developing countries is widening further.
countries are greatly disadvantaged by their inability to access improved technologies.
In spite of the commitments made by developed countries to place a high priority
on technology transfer, they continue to treat technology as a commodity on the
critical need for developing countries is to improve production, productivity
and market access. We need to be embraced in a world of cooperation not stabbed
by the daggers of hostile competition which globalisation is promoting.
experiences since 1995 have therefore taught us that despite positive interventionist
measures aimed at improving social conditions, our national success in achieving
the goals of the Copenhagen Programme of Action, is largely dependent on the availability
of resources. Sustained and improved domestic economic growth and an enabling
international environment must be seen as pillars of support for the social development
of developing countries. Such an environment must ensure markets for our products
and more favourable and fairer terms of trade. Similarly, debt cancellation initiatives
must be considered effective tools to reduce the debt stock, thus releasing much-needed
funds for the social sector and increased salaries for reduced migration.
need massive debt reduction and meaningful development assistance. We need a more
facilitating development oriented arrangement for international financial institutions.
Aid must be a global dove not a Trojan horse.
1995, the late President of Guyana, Dr. Cheddi Jagan, made a call for a New Global
Human Order to address many of the economic and social ills recognised in the
Copenhagen Declaration and Programme of Action. In presenting a number of proposals
for issues such as poverty alleviation, debt relief, employment generation, population
explosion and urbanisation, he called for a strong partnership between governments
and agencies from both the North and the South. This call remains relevant and

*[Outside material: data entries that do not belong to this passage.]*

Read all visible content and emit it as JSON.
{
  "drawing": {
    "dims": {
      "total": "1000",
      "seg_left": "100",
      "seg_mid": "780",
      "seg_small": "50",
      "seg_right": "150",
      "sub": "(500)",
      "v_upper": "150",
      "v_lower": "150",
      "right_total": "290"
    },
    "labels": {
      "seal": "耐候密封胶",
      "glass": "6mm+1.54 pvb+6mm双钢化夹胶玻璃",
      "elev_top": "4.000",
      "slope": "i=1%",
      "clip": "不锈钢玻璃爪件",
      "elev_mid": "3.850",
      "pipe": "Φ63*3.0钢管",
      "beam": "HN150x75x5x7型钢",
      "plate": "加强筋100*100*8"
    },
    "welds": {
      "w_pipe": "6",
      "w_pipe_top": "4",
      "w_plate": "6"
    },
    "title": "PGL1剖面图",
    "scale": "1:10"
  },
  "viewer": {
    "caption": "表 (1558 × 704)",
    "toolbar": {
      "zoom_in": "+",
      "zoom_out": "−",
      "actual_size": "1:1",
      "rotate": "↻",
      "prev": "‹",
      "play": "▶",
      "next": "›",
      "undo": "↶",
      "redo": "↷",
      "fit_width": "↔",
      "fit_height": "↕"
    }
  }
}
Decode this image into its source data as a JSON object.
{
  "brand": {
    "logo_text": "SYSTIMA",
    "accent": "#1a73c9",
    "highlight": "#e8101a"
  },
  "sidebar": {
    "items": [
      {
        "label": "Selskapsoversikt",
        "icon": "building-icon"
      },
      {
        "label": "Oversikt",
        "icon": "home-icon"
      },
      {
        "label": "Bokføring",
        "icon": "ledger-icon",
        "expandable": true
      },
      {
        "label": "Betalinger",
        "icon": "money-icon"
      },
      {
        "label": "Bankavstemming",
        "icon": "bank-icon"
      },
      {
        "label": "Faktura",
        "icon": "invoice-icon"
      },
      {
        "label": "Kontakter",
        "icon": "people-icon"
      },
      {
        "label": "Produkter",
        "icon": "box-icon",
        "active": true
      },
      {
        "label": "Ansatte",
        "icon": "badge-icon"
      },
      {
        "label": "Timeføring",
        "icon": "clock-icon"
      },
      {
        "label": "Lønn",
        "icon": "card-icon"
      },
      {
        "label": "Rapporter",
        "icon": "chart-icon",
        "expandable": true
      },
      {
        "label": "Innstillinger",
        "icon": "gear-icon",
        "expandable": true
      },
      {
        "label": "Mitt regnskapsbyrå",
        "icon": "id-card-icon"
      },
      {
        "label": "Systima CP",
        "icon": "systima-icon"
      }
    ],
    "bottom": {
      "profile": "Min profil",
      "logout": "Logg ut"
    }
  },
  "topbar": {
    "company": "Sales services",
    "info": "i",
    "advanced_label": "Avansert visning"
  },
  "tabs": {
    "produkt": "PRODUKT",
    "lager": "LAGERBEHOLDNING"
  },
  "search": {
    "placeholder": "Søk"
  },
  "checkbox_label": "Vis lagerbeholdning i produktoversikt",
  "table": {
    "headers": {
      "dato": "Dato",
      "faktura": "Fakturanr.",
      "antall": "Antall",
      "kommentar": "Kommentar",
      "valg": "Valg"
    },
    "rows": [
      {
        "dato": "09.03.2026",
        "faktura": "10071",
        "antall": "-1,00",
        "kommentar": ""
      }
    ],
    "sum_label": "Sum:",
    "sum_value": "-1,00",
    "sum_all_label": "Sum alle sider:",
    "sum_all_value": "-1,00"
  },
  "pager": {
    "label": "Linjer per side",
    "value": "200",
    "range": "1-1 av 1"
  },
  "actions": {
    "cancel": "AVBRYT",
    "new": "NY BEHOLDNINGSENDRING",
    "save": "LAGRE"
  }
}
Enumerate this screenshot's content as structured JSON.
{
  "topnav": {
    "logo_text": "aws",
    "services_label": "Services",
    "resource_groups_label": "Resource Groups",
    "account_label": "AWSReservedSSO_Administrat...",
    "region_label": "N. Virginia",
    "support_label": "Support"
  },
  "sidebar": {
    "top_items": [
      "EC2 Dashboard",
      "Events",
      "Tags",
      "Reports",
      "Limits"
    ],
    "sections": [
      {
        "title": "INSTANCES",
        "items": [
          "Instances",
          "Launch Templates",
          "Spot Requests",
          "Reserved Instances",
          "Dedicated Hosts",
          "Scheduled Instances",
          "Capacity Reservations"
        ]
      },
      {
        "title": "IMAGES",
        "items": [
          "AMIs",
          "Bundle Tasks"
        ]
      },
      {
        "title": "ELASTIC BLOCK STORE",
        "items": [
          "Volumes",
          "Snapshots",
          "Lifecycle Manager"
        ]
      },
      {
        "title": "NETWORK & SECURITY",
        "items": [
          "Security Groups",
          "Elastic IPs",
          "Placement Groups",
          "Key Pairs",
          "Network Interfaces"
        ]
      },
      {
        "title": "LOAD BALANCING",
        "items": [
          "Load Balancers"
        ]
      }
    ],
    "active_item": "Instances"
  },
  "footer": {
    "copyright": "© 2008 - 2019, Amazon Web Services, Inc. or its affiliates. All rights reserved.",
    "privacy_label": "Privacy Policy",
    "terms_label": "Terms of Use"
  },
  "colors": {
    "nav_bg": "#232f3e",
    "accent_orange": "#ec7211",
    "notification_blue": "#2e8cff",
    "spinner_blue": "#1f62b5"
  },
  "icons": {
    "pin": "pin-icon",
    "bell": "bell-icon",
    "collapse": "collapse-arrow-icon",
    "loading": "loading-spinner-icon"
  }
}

country can and must take internal actions to maintain social progress and this
forum must serve to re-inspire and re-invigorate all countries to do so.
forum would be a sad disappointment and we would have failed to meaningfully use
the five years since Copenhagen if major forces do not take their heads out of
the sand in order to recognise that the main impediments to achieve social progress
are structural in nature
deeply rooted in the massive inequality and unjust relations between states.
Summit affords us the opportunity to accelerate the process of addressing the
situation of the poor and the powerless. Less than a third of 1 per cent of global
income - approximately $80 billion yearly - is all that is needed to address poverty.
If the rich and poor countries do not act together to overcome want and hunger,
there can be no lasting peace. This is not just a partnership, but a forging of
our collective destiny in the interests of all our peoples.
years after Copenhagen, let us be true to our consciences and leave Geneva with
the resolve to deal with the causes and not merely the symptoms of poverty. Let
us recommit to accelerate social progress worldwide through a more enabling national
environment enhanced by fair, just and equitable relations among the members of
our global family.